(Stored data)
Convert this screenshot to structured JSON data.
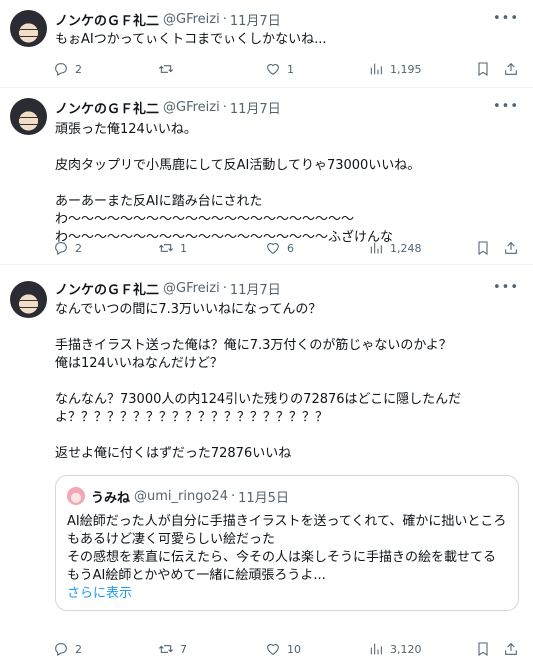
{
  "tweets": [
    {
      "author": {
        "name": "ノンケのＧＦ礼二",
        "handle": "@GFreizi",
        "dot": "·",
        "date": "11月7日"
      },
      "text": "もぉAIつかってぃくトコまでぃくしかないね...",
      "stats": {
        "replies": "2",
        "retweets": "",
        "likes": "1",
        "views": "1,195"
      }
    },
    {
      "author": {
        "name": "ノンケのＧＦ礼二",
        "handle": "@GFreizi",
        "dot": "·",
        "date": "11月7日"
      },
      "text": "頑張った俺124いいね。\n\n皮肉タップリで小馬鹿にして反AI活動してりゃ73000いいね。\n\nあーあーまた反AIに踏み台にされたわ〜〜〜〜〜〜〜〜〜〜〜〜〜〜〜〜〜〜〜〜〜〜わ〜〜〜〜〜〜〜〜〜〜〜〜〜〜〜〜〜〜〜〜ふざけんな",
      "stats": {
        "replies": "2",
        "retweets": "1",
        "likes": "6",
        "views": "1,248"
      }
    },
    {
      "author": {
        "name": "ノンケのＧＦ礼二",
        "handle": "@GFreizi",
        "dot": "·",
        "date": "11月7日"
      },
      "text": "なんでいつの間に7.3万いいねになってんの？\n\n手描きイラスト送った俺は？俺に7.3万付くのが筋じゃないのかよ？\n俺は124いいねなんだけど？\n\nなんなん？73000人の内124引いた残りの72876はどこに隠したんだよ？？？？？？？？？？？？？？？？？？？？\n\n返せよ俺に付くはずだった72876いいね",
      "quote": {
        "name": "うみね",
        "handle": "@umi_ringo24",
        "dot": "·",
        "date": "11月5日",
        "text": "AI絵師だった人が自分に手描きイラストを送ってくれて、確かに拙いところもあるけど凄く可愛らしい絵だった\nその感想を素直に伝えたら、今その人は楽しそうに手描きの絵を載せてる\nもうAI絵師とかやめて一緒に絵頑張ろうよ...",
        "show_more": "さらに表示"
      },
      "stats": {
        "replies": "2",
        "retweets": "7",
        "likes": "10",
        "views": "3,120"
      }
    }
  ],
  "colors": {
    "text": "#0f1419",
    "secondary": "#536471",
    "link": "#1d9bf0",
    "border": "#eff3f4"
  }
}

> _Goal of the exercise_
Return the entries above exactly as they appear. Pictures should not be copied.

> _Reply to the exercise_
Convert this screenshot to structured JSON data.
{
  "tweets": [
    {
      "author": {
        "name": "ノンケのＧＦ礼二",
        "handle": "@GFreizi",
        "dot": "·",
        "date": "11月7日"
      },
      "text": "もぉAIつかってぃくトコまでぃくしかないね...",
      "stats": {
        "replies": "2",
        "retweets": "",
        "likes": "1",
        "views": "1,195"
      }
    },
    {
      "author": {
        "name": "ノンケのＧＦ礼二",
        "handle": "@GFreizi",
        "dot": "·",
        "date": "11月7日"
      },
      "text": "頑張った俺124いいね。\n\n皮肉タップリで小馬鹿にして反AI活動してりゃ73000いいね。\n\nあーあーまた反AIに踏み台にされたわ〜〜〜〜〜〜〜〜〜〜〜〜〜〜〜〜〜〜〜〜〜〜わ〜〜〜〜〜〜〜〜〜〜〜〜〜〜〜〜〜〜〜〜ふざけんな",
      "stats": {
        "replies": "2",
        "retweets": "1",
        "likes": "6",
        "views": "1,248"
      }
    },
    {
      "author": {
        "name": "ノンケのＧＦ礼二",
        "handle": "@GFreizi",
        "dot": "·",
        "date": "11月7日"
      },
      "text": "なんでいつの間に7.3万いいねになってんの？\n\n手描きイラスト送った俺は？俺に7.3万付くのが筋じゃないのかよ？\n俺は124いいねなんだけど？\n\nなんなん？73000人の内124引いた残りの72876はどこに隠したんだよ？？？？？？？？？？？？？？？？？？？？\n\n返せよ俺に付くはずだった72876いいね",
      "quote": {
        "name": "うみね",
        "handle": "@umi_ringo24",
        "dot": "·",
        "date": "11月5日",
        "text": "AI絵師だった人が自分に手描きイラストを送ってくれて、確かに拙いところもあるけど凄く可愛らしい絵だった\nその感想を素直に伝えたら、今その人は楽しそうに手描きの絵を載せてる\nもうAI絵師とかやめて一緒に絵頑張ろうよ...",
        "show_more": "さらに表示"
      },
      "stats": {
        "replies": "2",
        "retweets": "7",
        "likes": "10",
        "views": "3,120"
      }
    }
  ],
  "colors": {
    "text": "#0f1419",
    "secondary": "#536471",
    "link": "#1d9bf0",
    "border": "#eff3f4"
  }
}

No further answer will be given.